Developing self-assembly methods to arrange individual molecules and atoms precisely in space and time represents a powerful approach for creating new materials that can unlock future technology. This emerging concept of "growing materials" from the bottom-up provides the intellectual underpinning that motivates research within the Merg lab. Specifically, we are interested in the design, synthesis, and assembly of unexplored peptide building block designs for creating novel peptide-based architectures with tailorable physical and chemical properties - an outstanding challenge within the field of molecular self-assembly.
A common thread within the lab centers around employing peptides as fully synthetic, modular biomolecular building blocks. Peptides are attractive biomacromolecular building block because of the ability to encode a large amount of structural, chemical, and functional information within the sequence architecture (as evidenced by the exquisite sequence-to-structure-to-function relationship exhibited by proteins). Furthermore, the high-information content of peptides and their conjugates can be programmed and postsynthetically modified using a range of chemical synthesis techniques, including solid-phase peptide synthesis (SPPS) and bioconjugation.
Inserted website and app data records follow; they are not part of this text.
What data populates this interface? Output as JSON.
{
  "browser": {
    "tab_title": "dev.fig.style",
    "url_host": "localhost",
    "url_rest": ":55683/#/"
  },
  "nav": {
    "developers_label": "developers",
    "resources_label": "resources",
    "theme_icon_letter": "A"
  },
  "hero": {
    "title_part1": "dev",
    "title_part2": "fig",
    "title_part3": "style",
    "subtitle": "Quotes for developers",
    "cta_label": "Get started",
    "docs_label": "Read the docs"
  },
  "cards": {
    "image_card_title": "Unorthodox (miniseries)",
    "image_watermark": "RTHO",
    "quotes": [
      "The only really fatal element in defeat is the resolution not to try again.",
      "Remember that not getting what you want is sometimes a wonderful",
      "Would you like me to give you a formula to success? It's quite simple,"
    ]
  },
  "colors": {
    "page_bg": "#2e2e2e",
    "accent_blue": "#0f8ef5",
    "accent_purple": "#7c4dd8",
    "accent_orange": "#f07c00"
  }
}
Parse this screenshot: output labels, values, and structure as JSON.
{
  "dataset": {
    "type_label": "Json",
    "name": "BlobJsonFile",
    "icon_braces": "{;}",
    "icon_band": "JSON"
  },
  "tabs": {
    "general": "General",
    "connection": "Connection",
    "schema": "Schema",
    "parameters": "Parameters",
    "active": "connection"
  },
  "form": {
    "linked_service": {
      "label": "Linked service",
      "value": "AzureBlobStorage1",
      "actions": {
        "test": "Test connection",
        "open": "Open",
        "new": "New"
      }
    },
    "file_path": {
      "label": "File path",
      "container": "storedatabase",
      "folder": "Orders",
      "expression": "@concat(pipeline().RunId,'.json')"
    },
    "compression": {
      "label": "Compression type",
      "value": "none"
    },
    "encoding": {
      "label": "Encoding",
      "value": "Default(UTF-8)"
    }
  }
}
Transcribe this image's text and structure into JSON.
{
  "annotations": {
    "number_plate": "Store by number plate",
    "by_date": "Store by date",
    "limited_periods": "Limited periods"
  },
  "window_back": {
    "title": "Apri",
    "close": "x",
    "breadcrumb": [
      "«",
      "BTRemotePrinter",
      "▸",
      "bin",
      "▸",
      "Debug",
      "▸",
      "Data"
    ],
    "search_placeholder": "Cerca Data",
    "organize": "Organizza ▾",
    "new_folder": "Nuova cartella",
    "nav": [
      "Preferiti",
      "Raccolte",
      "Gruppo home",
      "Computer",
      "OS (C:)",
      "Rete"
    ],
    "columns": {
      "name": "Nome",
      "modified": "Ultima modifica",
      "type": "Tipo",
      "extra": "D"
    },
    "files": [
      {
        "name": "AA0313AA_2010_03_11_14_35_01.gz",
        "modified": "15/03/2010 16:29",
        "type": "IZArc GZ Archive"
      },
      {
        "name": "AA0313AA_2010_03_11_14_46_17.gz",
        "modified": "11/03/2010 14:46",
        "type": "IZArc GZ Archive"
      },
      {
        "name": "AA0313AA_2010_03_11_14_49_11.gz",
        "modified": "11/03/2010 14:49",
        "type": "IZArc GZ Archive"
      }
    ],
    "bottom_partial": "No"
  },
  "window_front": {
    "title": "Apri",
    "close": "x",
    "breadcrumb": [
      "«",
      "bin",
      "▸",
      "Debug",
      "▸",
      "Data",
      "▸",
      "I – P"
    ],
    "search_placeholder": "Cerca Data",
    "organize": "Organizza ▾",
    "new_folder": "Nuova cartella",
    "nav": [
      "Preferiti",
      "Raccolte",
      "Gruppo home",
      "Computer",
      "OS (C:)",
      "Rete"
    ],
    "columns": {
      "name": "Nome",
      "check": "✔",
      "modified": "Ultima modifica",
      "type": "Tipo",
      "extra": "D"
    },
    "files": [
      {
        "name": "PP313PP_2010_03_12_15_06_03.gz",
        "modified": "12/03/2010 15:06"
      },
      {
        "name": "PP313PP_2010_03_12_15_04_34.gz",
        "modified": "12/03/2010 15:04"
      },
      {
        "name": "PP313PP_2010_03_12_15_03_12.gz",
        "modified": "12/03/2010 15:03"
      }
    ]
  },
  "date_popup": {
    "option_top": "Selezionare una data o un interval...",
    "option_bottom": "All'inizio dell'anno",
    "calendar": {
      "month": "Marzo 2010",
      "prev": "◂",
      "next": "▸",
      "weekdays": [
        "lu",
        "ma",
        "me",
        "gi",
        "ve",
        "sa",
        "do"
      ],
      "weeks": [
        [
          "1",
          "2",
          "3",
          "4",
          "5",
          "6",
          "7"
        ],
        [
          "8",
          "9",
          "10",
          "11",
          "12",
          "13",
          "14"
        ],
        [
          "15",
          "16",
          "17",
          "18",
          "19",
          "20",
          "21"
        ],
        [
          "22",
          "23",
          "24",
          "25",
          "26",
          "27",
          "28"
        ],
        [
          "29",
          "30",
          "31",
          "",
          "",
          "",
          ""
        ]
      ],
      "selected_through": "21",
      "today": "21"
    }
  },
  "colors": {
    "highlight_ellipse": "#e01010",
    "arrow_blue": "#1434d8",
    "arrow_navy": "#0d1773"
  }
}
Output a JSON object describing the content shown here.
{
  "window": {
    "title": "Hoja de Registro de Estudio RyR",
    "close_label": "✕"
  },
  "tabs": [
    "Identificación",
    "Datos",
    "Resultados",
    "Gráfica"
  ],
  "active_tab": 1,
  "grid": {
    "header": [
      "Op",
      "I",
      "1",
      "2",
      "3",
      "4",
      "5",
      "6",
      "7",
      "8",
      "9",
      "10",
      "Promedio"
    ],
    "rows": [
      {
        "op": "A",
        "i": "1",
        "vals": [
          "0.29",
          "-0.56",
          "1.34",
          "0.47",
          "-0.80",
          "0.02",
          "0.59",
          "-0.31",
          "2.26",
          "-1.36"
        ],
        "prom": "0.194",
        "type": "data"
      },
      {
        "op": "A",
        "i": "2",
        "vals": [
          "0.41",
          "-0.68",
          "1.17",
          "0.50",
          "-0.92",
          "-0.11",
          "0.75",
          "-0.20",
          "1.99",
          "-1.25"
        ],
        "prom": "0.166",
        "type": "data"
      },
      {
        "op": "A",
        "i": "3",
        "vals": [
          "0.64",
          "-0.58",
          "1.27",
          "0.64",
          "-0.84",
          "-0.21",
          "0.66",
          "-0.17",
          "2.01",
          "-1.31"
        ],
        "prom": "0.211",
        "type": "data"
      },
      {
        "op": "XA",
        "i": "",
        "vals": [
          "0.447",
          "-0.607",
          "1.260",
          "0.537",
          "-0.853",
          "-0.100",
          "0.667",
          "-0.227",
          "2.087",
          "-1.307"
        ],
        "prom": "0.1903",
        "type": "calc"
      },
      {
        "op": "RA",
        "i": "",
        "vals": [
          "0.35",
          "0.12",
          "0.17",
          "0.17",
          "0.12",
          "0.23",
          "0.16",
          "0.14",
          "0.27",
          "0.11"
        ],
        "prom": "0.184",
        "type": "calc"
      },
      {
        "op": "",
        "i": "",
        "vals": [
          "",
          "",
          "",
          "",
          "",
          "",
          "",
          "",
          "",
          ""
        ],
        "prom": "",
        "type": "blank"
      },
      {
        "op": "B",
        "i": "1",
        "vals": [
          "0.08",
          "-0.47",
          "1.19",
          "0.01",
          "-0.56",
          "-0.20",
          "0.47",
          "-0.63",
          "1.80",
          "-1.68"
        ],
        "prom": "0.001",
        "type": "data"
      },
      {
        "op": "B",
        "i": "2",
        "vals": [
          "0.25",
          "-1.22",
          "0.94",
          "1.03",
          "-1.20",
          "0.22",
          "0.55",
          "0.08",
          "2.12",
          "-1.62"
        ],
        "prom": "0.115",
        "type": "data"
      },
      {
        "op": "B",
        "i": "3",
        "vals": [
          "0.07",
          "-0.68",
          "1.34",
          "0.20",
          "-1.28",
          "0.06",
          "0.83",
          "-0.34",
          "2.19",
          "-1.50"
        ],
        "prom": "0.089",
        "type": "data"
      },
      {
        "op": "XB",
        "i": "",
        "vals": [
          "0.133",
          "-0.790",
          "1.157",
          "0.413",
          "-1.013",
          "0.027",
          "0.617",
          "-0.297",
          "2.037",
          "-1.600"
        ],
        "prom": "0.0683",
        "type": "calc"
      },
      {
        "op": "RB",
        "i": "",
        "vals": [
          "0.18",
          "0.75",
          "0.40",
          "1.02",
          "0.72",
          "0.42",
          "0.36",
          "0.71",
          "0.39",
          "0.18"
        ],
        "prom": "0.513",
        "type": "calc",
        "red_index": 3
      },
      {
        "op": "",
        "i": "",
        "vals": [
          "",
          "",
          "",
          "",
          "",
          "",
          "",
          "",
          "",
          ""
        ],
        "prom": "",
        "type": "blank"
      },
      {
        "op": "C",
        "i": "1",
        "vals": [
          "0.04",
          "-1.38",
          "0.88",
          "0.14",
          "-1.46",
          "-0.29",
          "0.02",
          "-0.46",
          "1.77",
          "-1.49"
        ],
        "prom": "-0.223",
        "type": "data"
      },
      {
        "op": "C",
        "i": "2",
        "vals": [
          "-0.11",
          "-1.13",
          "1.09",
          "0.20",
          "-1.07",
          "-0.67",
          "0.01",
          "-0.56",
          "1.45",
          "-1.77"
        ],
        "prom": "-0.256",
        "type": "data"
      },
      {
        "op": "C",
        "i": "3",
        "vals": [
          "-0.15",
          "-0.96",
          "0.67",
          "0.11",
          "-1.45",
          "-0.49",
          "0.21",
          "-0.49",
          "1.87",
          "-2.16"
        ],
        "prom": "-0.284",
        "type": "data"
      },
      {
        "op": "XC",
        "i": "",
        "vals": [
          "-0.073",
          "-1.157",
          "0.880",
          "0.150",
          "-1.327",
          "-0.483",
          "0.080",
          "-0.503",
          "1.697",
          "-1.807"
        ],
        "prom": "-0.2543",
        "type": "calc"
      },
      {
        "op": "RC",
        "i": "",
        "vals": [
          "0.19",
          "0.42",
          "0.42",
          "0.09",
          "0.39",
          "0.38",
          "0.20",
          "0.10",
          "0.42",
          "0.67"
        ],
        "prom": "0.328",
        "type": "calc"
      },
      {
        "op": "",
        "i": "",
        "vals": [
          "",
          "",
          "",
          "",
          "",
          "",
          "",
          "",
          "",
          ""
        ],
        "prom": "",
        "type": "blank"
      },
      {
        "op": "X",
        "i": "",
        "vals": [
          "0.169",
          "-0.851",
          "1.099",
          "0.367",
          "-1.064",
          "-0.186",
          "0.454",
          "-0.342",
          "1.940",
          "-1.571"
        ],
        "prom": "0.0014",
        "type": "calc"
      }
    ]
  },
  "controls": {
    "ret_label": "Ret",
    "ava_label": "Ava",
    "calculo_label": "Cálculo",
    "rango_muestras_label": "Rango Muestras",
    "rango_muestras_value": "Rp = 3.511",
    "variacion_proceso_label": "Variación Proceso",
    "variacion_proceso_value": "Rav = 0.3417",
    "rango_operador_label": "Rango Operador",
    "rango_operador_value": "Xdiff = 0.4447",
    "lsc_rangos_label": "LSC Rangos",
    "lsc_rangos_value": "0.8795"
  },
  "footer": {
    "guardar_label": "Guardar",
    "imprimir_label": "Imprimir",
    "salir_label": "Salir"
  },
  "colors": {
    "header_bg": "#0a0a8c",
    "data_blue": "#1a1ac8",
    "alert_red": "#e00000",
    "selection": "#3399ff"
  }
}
The Merg lab is invested in designing and synthesizing new classes of hybrid, multivalent peptide-based building blocks as a means to i) tap into unexplored peptide assembly spaces (e.g., fabrication of porous 2D and 3D architectures); ii) broaden the utility and capabilities of peptide-based materials; and iii) create biomaterials that can be tuned physically and chemically across the nano- to microscale.
To accomplish this, the Merg lab employs a cyclic, multivalent peptide-based building block that comprises multiple orthogonal coiled coil-forming peptides (see figure below). These constructs, termed coiled coil peptide tiles (CCPTs) are designed to self-assemble with complementary designed CCPT partners to create controlled multimeric protein complexes (see research thrust 1 below).
In addition, we are also examining the construction of crystalline mesoscale particles that are derived from the self-assembly of amphiphilic collagen-mimetic peptides (aCMPs; see research thrust 2). The self-assembly of synthetic CMPs into crystalline architectures is rare and may open up new possibilities for creating CMP-based supramolecular architectures with new properties and applications.
TWO CURRENT RESEARCH THRUSTS:
- Research Thrust 1: Development of Multidimensional, Cyclic Peptide Tiles as Hierarchical Assembly Units
A major project goal within our lab is to expand the de novo protein design space through leveraging the full arsenal of peptide, protein, and bioconjugation chemistry to create fully synthetic protein-mimetic structures. In this thrust, we aim to establish a new class of cyclic peptide tiles that employ programmable and orthogonal coiled coil-based interactions to drive their controlled self-assembly into higher dimensional protein-based architectures.
- Research Thrust 2: Fabrication of Crystalline Microparticles from Amphiphilic Collagen-Mimetic Peptides (aCMPs)
Our group is exploring the self-assembly of aCMPs into unique, close-packed crystalline structures with nano- to mesoscale physical dimensions. Currently CMP-based materials are primarily confined to nanosheets and fibers via the hierarchical organization of of collagen triple helices. The development of new topologies and architectures, such as the crystalline particles derived from aCMPs, will open up new applications for CMP-based nanostructures.